Progress on proposed family leave reform – comments received will guide further deliberations
The commentary round on the Government’s proposal for a reform of family leaves has now been completed. According to the Ministry of Social Affairs and Health, plenty of feedback was received on the proposal, which is now being refined further based on the comments received.
The Government's proposal for a family leave reform, which the Ministry of Social Affairs and Health is currently working on, was out for a round of comments until the end of April 2021. The comments received show that the reform and the Government’s draft proposal are viewed favourably. However, various changes will be made to the proposal based on the comments received, which will have a significant impact on individual families and children. The changes will be carried out before the proposal is submitted to Parliament for approval.
The round of comments is part of the legislative process aimed at ensuring that the law will become clear and unambiguous and that all groups are treated equally.
Kela has been an active participant in the background group set up for the reform. Kela is also getting ready to overhaul its customer service process for maternity, paternity and parental allowances to comply with modern technical requirements and to provide counsel and advice to customers as required by the reform.
Changes to the Government’s proposal
The changes outlined below will be made to the Government’s proposal. The basic goals and model for the family leave reform will remain the same.
Partial parental allowance and partial parental leave
One day of partial parental allowance will count as one half day of entitlement to the allowance, so two partial days count as one full day of entitlement. Currently, one day of partial parental allowance counts as one full day of entitlement.
In single-parent families, the ability of the parent to turn over a portion of their parental allowance entitlement to another person will be enhanced. If a child has one parent who is entitled to the parental allowance, that parent can give up a total of 126 days (2 x 63 days) out of their personal 320-day entitlement to their spouse, for instance.

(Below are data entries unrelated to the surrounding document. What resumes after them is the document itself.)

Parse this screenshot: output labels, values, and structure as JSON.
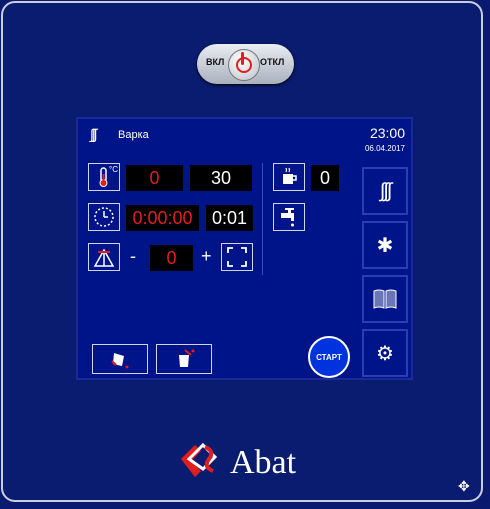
{
  "power": {
    "on_label": "ВКЛ",
    "off_label": "ОТКЛ"
  },
  "header": {
    "mode_icon": "steam-icon",
    "mode_label": "Варка",
    "time": "23:00",
    "date": "06.04.2017"
  },
  "temperature": {
    "icon": "thermometer-icon",
    "unit": "°C",
    "current": "0",
    "target": "30"
  },
  "timer": {
    "icon": "clock-icon",
    "elapsed": "0:00:00",
    "set": "0:01"
  },
  "fan": {
    "icon": "fan-speed-icon",
    "minus": "-",
    "value": "0",
    "plus": "+",
    "expand_icon": "fullscreen-icon"
  },
  "humidity": {
    "icon": "cup-icon",
    "value": "0",
    "tap_icon": "water-tap-icon"
  },
  "side_buttons": [
    {
      "icon": "steam-mode-icon"
    },
    {
      "icon": "snowflake-icon"
    },
    {
      "icon": "recipe-book-icon"
    },
    {
      "icon": "settings-gear-icon"
    }
  ],
  "start_label": "СТАРТ",
  "bottom_buttons": [
    {
      "icon": "drain-icon"
    },
    {
      "icon": "fill-icon"
    }
  ],
  "brand": {
    "name": "Abat"
  },
  "colors": {
    "panel": "#0a1c70",
    "screen": "#001489",
    "value_red": "#e21d1d",
    "start": "#0033dd"
  }
}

The number of days of parental allowance that the parents in a multiple-birth family can use at the same time will be increased with the result that in addition to 18 days of parental allowance, the parents can get 90 days for the second and each additional child. This means that parents of twins can get parental allowance for 108 days (18 + 90 days), parents of triplets for 198 days (18 + 90 + 90 days), and so on.
Additionally, the total number of parental allowance days available to parents in a multiple-birth family is increased so that parental allowance is paid for 84 days for the second and each additional child. For parents of twins, the total number of parental allowance days would be 404 (320 + 84 days), for parents of triplets, 488 (320 + 84 + 84 days), and so on.

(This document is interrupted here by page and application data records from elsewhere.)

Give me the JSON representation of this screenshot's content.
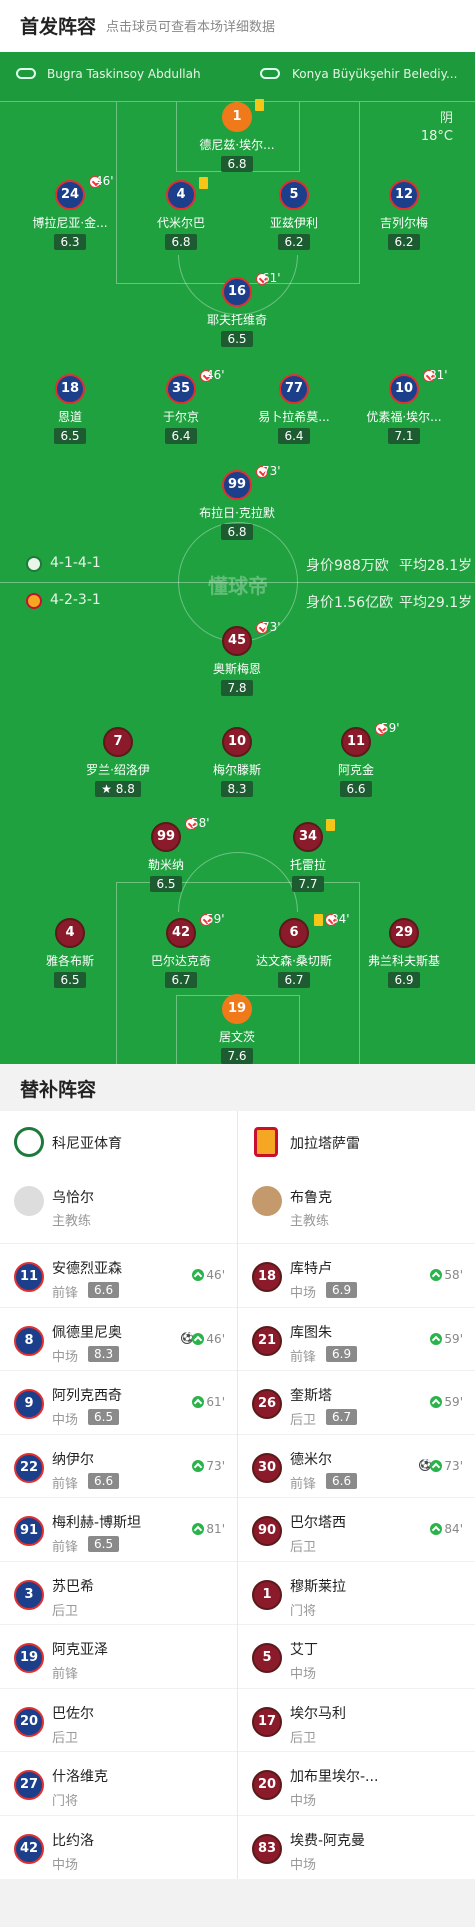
{
  "header": {
    "title": "首发阵容",
    "subtitle": "点击球员可查看本场详细数据"
  },
  "managers": {
    "home": "Bugra Taskinsoy Abdullah",
    "away": "Konya Büyükşehir Belediy..."
  },
  "weather": {
    "condition": "阴",
    "temp": "18°C"
  },
  "watermark": "懂球帝",
  "home_team": {
    "formation": "4-1-4-1",
    "value": "身价988万欧",
    "avg_age": "平均28.1岁"
  },
  "away_team": {
    "formation": "4-2-3-1",
    "value": "身价1.56亿欧",
    "avg_age": "平均29.1岁"
  },
  "home_players": [
    {
      "num": "1",
      "name": "德尼兹·埃尔...",
      "rating": "6.8"
    },
    {
      "num": "24",
      "name": "博拉尼亚·金...",
      "rating": "6.3",
      "sub": "46'"
    },
    {
      "num": "4",
      "name": "代米尔巴",
      "rating": "6.8"
    },
    {
      "num": "5",
      "name": "亚兹伊利",
      "rating": "6.2"
    },
    {
      "num": "12",
      "name": "吉列尔梅",
      "rating": "6.2"
    },
    {
      "num": "16",
      "name": "耶夫托维奇",
      "rating": "6.5",
      "sub": "61'"
    },
    {
      "num": "18",
      "name": "恩道",
      "rating": "6.5"
    },
    {
      "num": "35",
      "name": "于尔京",
      "rating": "6.4",
      "sub": "46'"
    },
    {
      "num": "77",
      "name": "易卜拉希莫...",
      "rating": "6.4"
    },
    {
      "num": "10",
      "name": "优素福·埃尔...",
      "rating": "7.1",
      "sub": "81'"
    },
    {
      "num": "99",
      "name": "布拉日·克拉默",
      "rating": "6.8",
      "sub": "73'"
    }
  ],
  "away_players": [
    {
      "num": "45",
      "name": "奥斯梅恩",
      "rating": "7.8",
      "sub": "73'"
    },
    {
      "num": "7",
      "name": "罗兰·绍洛伊",
      "rating": "8.8"
    },
    {
      "num": "10",
      "name": "梅尔滕斯",
      "rating": "8.3"
    },
    {
      "num": "11",
      "name": "阿克金",
      "rating": "6.6",
      "sub": "59'"
    },
    {
      "num": "99",
      "name": "勒米纳",
      "rating": "6.5",
      "sub": "58'"
    },
    {
      "num": "34",
      "name": "托雷拉",
      "rating": "7.7"
    },
    {
      "num": "4",
      "name": "雅各布斯",
      "rating": "6.5"
    },
    {
      "num": "42",
      "name": "巴尔达克奇",
      "rating": "6.7",
      "sub": "59'"
    },
    {
      "num": "6",
      "name": "达文森·桑切斯",
      "rating": "6.7",
      "sub": "84'"
    },
    {
      "num": "29",
      "name": "弗兰科夫斯基",
      "rating": "6.9"
    },
    {
      "num": "19",
      "name": "居文茨",
      "rating": "7.6"
    }
  ],
  "subs": {
    "title": "替补阵容",
    "home": {
      "team": "科尼亚体育",
      "coach": {
        "name": "乌恰尔",
        "role": "主教练"
      },
      "players": [
        {
          "num": "11",
          "name": "安德烈亚森",
          "pos": "前锋",
          "rating": "6.6",
          "in": "46'"
        },
        {
          "num": "8",
          "name": "佩德里尼奥",
          "pos": "中场",
          "rating": "8.3",
          "in": "46'"
        },
        {
          "num": "9",
          "name": "阿列克西奇",
          "pos": "中场",
          "rating": "6.5",
          "in": "61'"
        },
        {
          "num": "22",
          "name": "纳伊尔",
          "pos": "前锋",
          "rating": "6.6",
          "in": "73'"
        },
        {
          "num": "91",
          "name": "梅利赫-博斯坦",
          "pos": "前锋",
          "rating": "6.5",
          "in": "81'"
        },
        {
          "num": "3",
          "name": "苏巴希",
          "pos": "后卫"
        },
        {
          "num": "19",
          "name": "阿克亚泽",
          "pos": "前锋"
        },
        {
          "num": "20",
          "name": "巴佐尔",
          "pos": "后卫"
        },
        {
          "num": "27",
          "name": "什洛维克",
          "pos": "门将"
        },
        {
          "num": "42",
          "name": "比约洛",
          "pos": "中场"
        }
      ]
    },
    "away": {
      "team": "加拉塔萨雷",
      "coach": {
        "name": "布鲁克",
        "role": "主教练"
      },
      "players": [
        {
          "num": "18",
          "name": "库特卢",
          "pos": "中场",
          "rating": "6.9",
          "in": "58'"
        },
        {
          "num": "21",
          "name": "库图朱",
          "pos": "前锋",
          "rating": "6.9",
          "in": "59'"
        },
        {
          "num": "26",
          "name": "奎斯塔",
          "pos": "后卫",
          "rating": "6.7",
          "in": "59'"
        },
        {
          "num": "30",
          "name": "德米尔",
          "pos": "前锋",
          "rating": "6.6",
          "in": "73'"
        },
        {
          "num": "90",
          "name": "巴尔塔西",
          "pos": "后卫",
          "in": "84'"
        },
        {
          "num": "1",
          "name": "穆斯莱拉",
          "pos": "门将"
        },
        {
          "num": "5",
          "name": "艾丁",
          "pos": "中场"
        },
        {
          "num": "17",
          "name": "埃尔马利",
          "pos": "后卫"
        },
        {
          "num": "20",
          "name": "加布里埃尔-...",
          "pos": "中场"
        },
        {
          "num": "83",
          "name": "埃费-阿克曼",
          "pos": "中场"
        }
      ]
    }
  },
  "colors": {
    "pitch": "#1fa13f",
    "home": "#1c3f8c",
    "away": "#8b1a2a",
    "gk_home": "#f07a1a"
  }
}
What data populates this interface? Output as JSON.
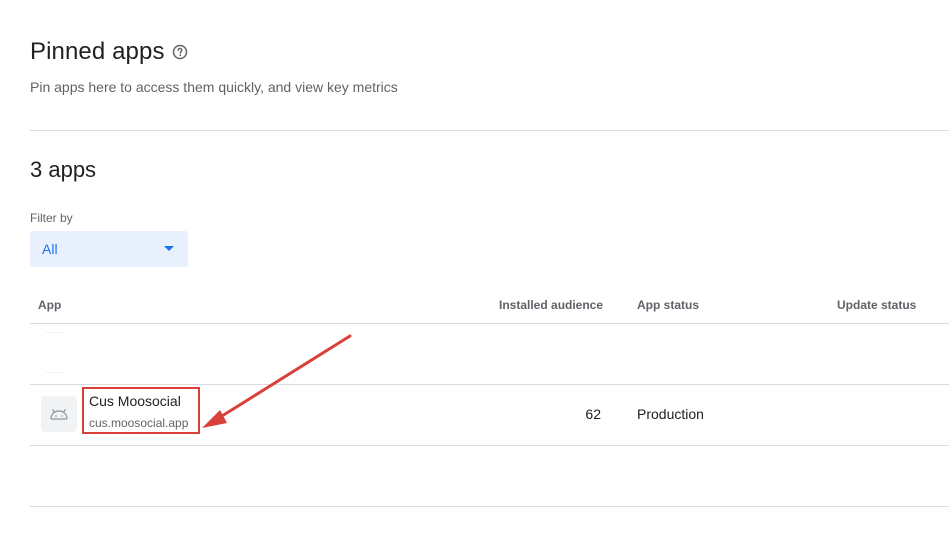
{
  "header": {
    "title": "Pinned apps",
    "subtitle": "Pin apps here to access them quickly, and view key metrics"
  },
  "apps_section": {
    "count_heading": "3 apps",
    "filter": {
      "label": "Filter by",
      "selected": "All"
    },
    "table": {
      "columns": [
        "App",
        "Installed audience",
        "App status",
        "Update status"
      ],
      "rows": [
        {
          "name": "Cus Moosocial",
          "package": "cus.moosocial.app",
          "installed_audience": "62",
          "app_status": "Production",
          "update_status": ""
        }
      ]
    }
  },
  "colors": {
    "accent": "#1a73e8",
    "annotation": "#d9403a",
    "divider": "#dadce0",
    "muted_text": "#5f6368"
  },
  "icons": [
    "help-circle-icon",
    "dropdown-caret-icon",
    "android-icon"
  ]
}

Death of a child
If a child is stillborn or dies before reaching the age of 2, parental allowance is paid for 24 working days or, alternatively, for as many days as are left in the parental allowance entitlement. This change will add additional days to the entitlement.
If a child is stillborn or dies soon after birth, the parent giving birth will get an allowance for a consecutive period of 105 working days.

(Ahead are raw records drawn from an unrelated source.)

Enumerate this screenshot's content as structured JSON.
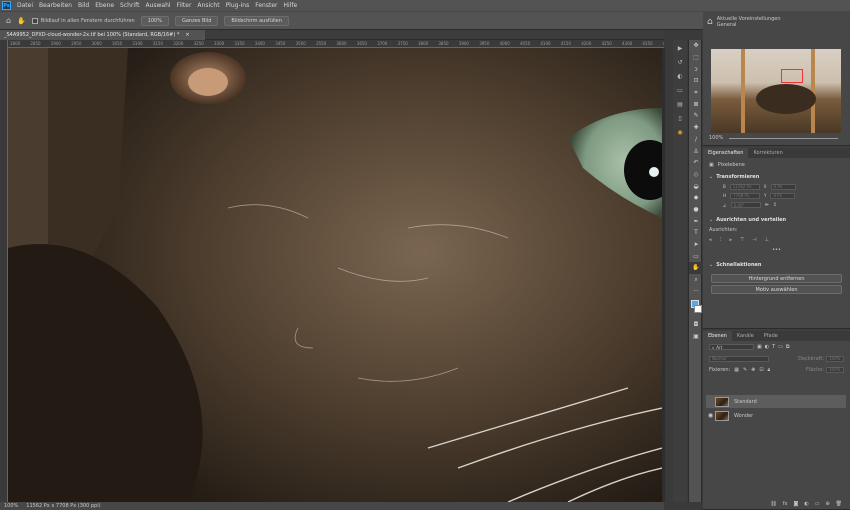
{
  "app": {
    "logo": "Ps"
  },
  "menu": [
    "Datei",
    "Bearbeiten",
    "Bild",
    "Ebene",
    "Schrift",
    "Auswahl",
    "Filter",
    "Ansicht",
    "Plug-ins",
    "Fenster",
    "Hilfe"
  ],
  "options": {
    "tool_icon": "hand-icon",
    "checkbox_label": "Bildlauf in allen Fenstern durchführen",
    "btn_100": "100%",
    "btn_fit": "Ganzes Bild",
    "btn_fill": "Bildschirm ausfüllen"
  },
  "document": {
    "tab_title": "_S4A9952_DPXD-cloud-wonder-2x.tif bei 100% (Standard, RGB/16#) *",
    "ruler_ticks": [
      "2800",
      "2850",
      "2900",
      "2950",
      "3000",
      "3050",
      "3100",
      "3150",
      "3200",
      "3250",
      "3300",
      "3350",
      "3400",
      "3450",
      "3500",
      "3550",
      "3600",
      "3650",
      "3700",
      "3750",
      "3800",
      "3850",
      "3900",
      "3950",
      "4000",
      "4050",
      "4100",
      "4150",
      "4200",
      "4250",
      "4300",
      "4350",
      "4400"
    ]
  },
  "status": {
    "zoom": "100%",
    "info": "11562 Px x 7708 Px (300 ppi)"
  },
  "navigator": {
    "preset_title": "Aktuelle Voreinstellungen",
    "preset_value": "General",
    "zoom": "100%"
  },
  "properties": {
    "tabs": [
      "Eigenschaften",
      "Korrekturen"
    ],
    "pixel_layer": "Pixelebene",
    "transform_heading": "Transformieren",
    "w_val": "11562 Px",
    "h_val": "7708 Px",
    "x_val": "0 Px",
    "y_val": "0 Px",
    "angle_val": "0,00°",
    "align_heading": "Ausrichten und verteilen",
    "align_label": "Ausrichten:",
    "quick_heading": "Schnellaktionen",
    "quick_btn1": "Hintergrund entfernen",
    "quick_btn2": "Motiv auswählen"
  },
  "layers": {
    "tabs": [
      "Ebenen",
      "Kanäle",
      "Pfade"
    ],
    "filter_kind": "Art",
    "blend_mode": "Normal",
    "opacity_label": "Deckkraft:",
    "opacity_val": "100%",
    "lock_label": "Fixieren:",
    "fill_label": "Fläche:",
    "fill_val": "100%",
    "items": [
      {
        "name": "Standard"
      },
      {
        "name": "Wonder"
      }
    ]
  },
  "colors": {
    "accent": "#31a8ff",
    "panel": "#474747",
    "fg_swatch": "#5aa8e6",
    "bg_swatch": "#ffffff"
  }
}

This will ensure that the reform will not weaken the existing protections for pregnant parents and will provide additional rights for the other parents in the event of the death of their child.
The Government’s proposal for a family leave reform will next be reviewed by the Finnish Council for Regulatory Impact Analysis and will then be submitted to Parliament for approval. The family leave reform is planned to go into effect on 1 August 2022.